This post was originally published at the Legal Executive Institute website, a ThomsonReuters site, on July 29, 2015:

Amidst the head-spinning change and the increased competition that all law firms face today, there is an increased emphasis on—some say a frenzy to—hire the best people. The cost of making a hiring mistake is growing, and the consequences of doing so take effect even sooner than before.

Many law firms are re-examining their approach to talent acquisition, seeking more efficient, accurate and successful methods.

One topic that always comes up, but raises great anxiety in most lawyers, is the use of psychological testing as a pre-employment selection tool. There are a lot of myths and misunderstandings about this topic, and in this post, I’d like to clear things up and explain why testing should be a part of your hiring strategy.


Continue Reading Tea Reading or Testing—What’s the Best Way to Hire?

I’ve been gathering data on lawyers’ personalities since the early 1980’s. Personality traits are typically measured on a percentile scale ranging from zero % to 100%. When large samples of the general public are tested, individuals’ scores on a given trait typically form a classic bell curve, with the mean average for any given trait

I recently finished conducting a 6-month-long “Action Learning” leadership program with a mid-size law firm. The idea is to train lawyers to be leaders by actually placing them into real live leadership situations, and teaching through experience, instead of using a “death by Power Point” approach.

At the end of our capstone meeting, one of

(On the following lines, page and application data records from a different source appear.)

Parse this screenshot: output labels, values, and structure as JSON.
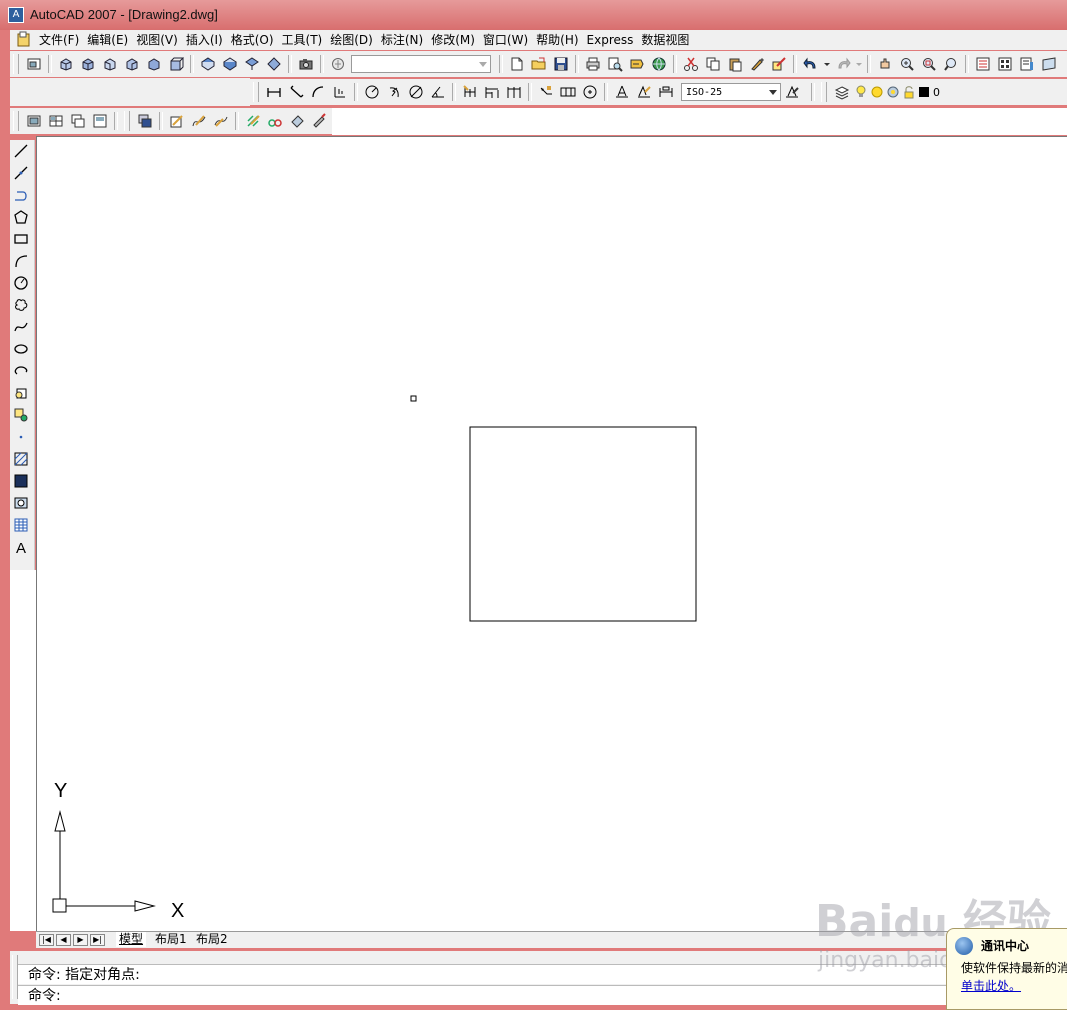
{
  "window": {
    "title": "AutoCAD 2007 - [Drawing2.dwg]"
  },
  "menu": [
    "文件(F)",
    "编辑(E)",
    "视图(V)",
    "插入(I)",
    "格式(O)",
    "工具(T)",
    "绘图(D)",
    "标注(N)",
    "修改(M)",
    "窗口(W)",
    "帮助(H)",
    "Express",
    "数据视图"
  ],
  "toolbar": {
    "view_combo_value": "",
    "dimstyle_value": "ISO-25",
    "layer_value": "0"
  },
  "ucs": {
    "x_label": "X",
    "y_label": "Y"
  },
  "tabs": {
    "model": "模型",
    "layout1": "布局1",
    "layout2": "布局2"
  },
  "command": {
    "line1": "命令: 指定对角点:",
    "line2": "命令:"
  },
  "notification": {
    "title": "通讯中心",
    "body": "使软件保持最新的消",
    "link": "单击此处。"
  },
  "watermark": {
    "logo": "Bai du 经验",
    "url": "jingyan.baidu.com"
  },
  "colors": {
    "titlebar": "#d86e6e",
    "chrome": "#f0f0f0",
    "canvas": "#ffffff",
    "link": "#0000cc"
  }
}
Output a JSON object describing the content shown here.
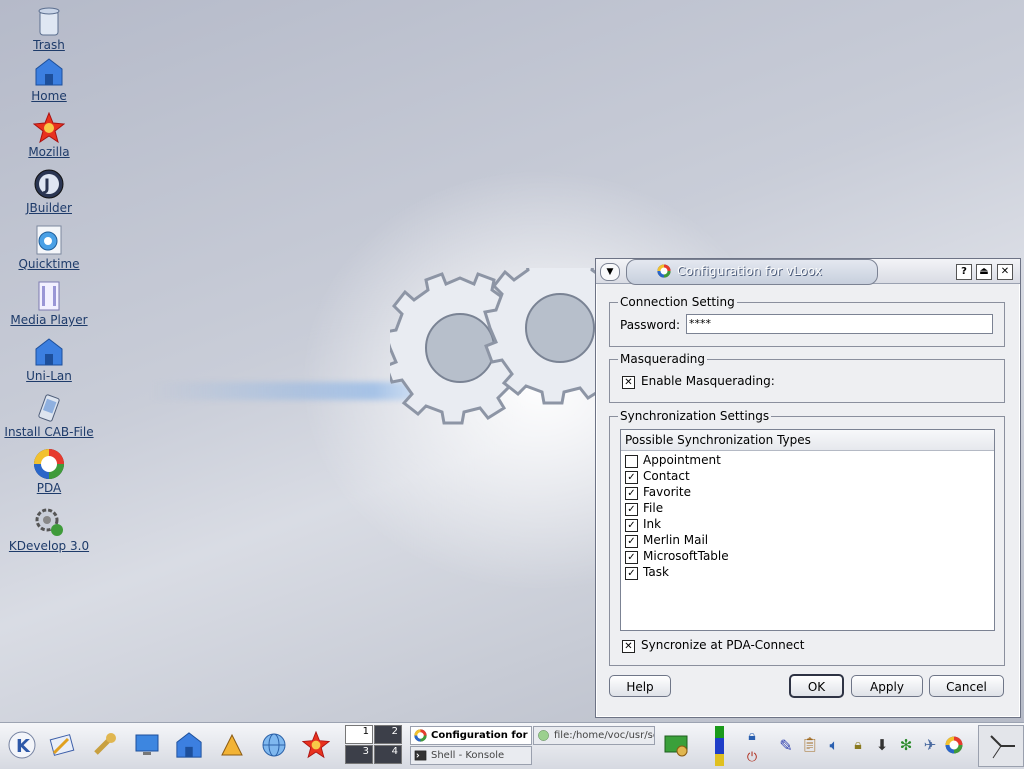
{
  "desktop": {
    "icons": [
      {
        "label": "Trash",
        "icon": "trash-icon"
      },
      {
        "label": "Home",
        "icon": "home-icon"
      },
      {
        "label": "Mozilla",
        "icon": "mozilla-icon"
      },
      {
        "label": "JBuilder",
        "icon": "jbuilder-icon"
      },
      {
        "label": "Quicktime",
        "icon": "quicktime-icon"
      },
      {
        "label": "Media Player",
        "icon": "media-player-icon"
      },
      {
        "label": "Uni-Lan",
        "icon": "uni-lan-icon"
      },
      {
        "label": "Install CAB-File",
        "icon": "install-cab-icon"
      },
      {
        "label": "PDA",
        "icon": "pda-icon"
      },
      {
        "label": "KDevelop 3.0",
        "icon": "kdevelop-icon"
      }
    ]
  },
  "dialog": {
    "title": "Configuration for vLoox",
    "connection": {
      "legend": "Connection Setting",
      "password_label": "Password:",
      "password_value": "****"
    },
    "masquerading": {
      "legend": "Masquerading",
      "enable_label": "Enable Masquerading:",
      "enable_checked": true
    },
    "sync": {
      "legend": "Synchronization Settings",
      "list_header": "Possible Synchronization Types",
      "types": [
        {
          "label": "Appointment",
          "checked": false
        },
        {
          "label": "Contact",
          "checked": true
        },
        {
          "label": "Favorite",
          "checked": true
        },
        {
          "label": "File",
          "checked": true
        },
        {
          "label": "Ink",
          "checked": true
        },
        {
          "label": "Merlin Mail",
          "checked": true
        },
        {
          "label": "MicrosoftTable",
          "checked": true
        },
        {
          "label": "Task",
          "checked": true
        }
      ],
      "connect_label": "Syncronize at PDA-Connect",
      "connect_checked": true
    },
    "buttons": {
      "help": "Help",
      "ok": "OK",
      "apply": "Apply",
      "cancel": "Cancel"
    }
  },
  "taskbar": {
    "pager": [
      "1",
      "2",
      "3",
      "4"
    ],
    "tasks": [
      {
        "label": "Configuration for vLoox",
        "active": true
      },
      {
        "label": "file:/home/voc/usr/sc",
        "active": false
      },
      {
        "label": "Shell - Konsole",
        "active": false
      }
    ]
  },
  "colors": {
    "desktop_link": "#1e3b6a",
    "titlebar_tab": "#c7cfdd",
    "dialog_bg": "#eeeff2"
  }
}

I’ve posted before about lawyer negativity and low Resilience. Today I want to address a related topic–How stress affects people in general and lawyers in particular. When we experience a stressful situation, we each react differently. Some people cope really well with stress, take it in stride, aren’t knocked over by it, and recover quickly

I belong to a listserv on Positive Psychology, the new discipline that studies the principles that help ordinary people to thrive (instead of focusing on how to “fix” people who have problems.) Someone on the listserv posed the following question to me (I’m paraphrasing here): Can the Watson Glaser (a test that measures “critical thinking”)

Friends and clients who have followed my work over the years have heard me speak often about the personality research I have done with lawyers. Perhaps no other finding is as intriguing as the fact that lawyers consistently score low on a trait called Resilience. What is Resilience? Basically, it’s the degree to which a

Carol Dweck is a psychologist at Stanford University who studies achievement and success. Within her field, she is quite well known for the concept of “mindset” (also the title of one of her best-selling books). Her idea is simple–people seem to come in two flavors–those with a “fixed” mindset, and those with a “growth”

Welcome. This is the first post in the What Makes Lawyers Tick? blog, and I want to give readers a cook’s tour of what we’ll cover.

As a lawyer-psychologist, I’ve spent my career guiding the leaders of law firms in how to manage the “people” side of their business. Along the way, I became fascinated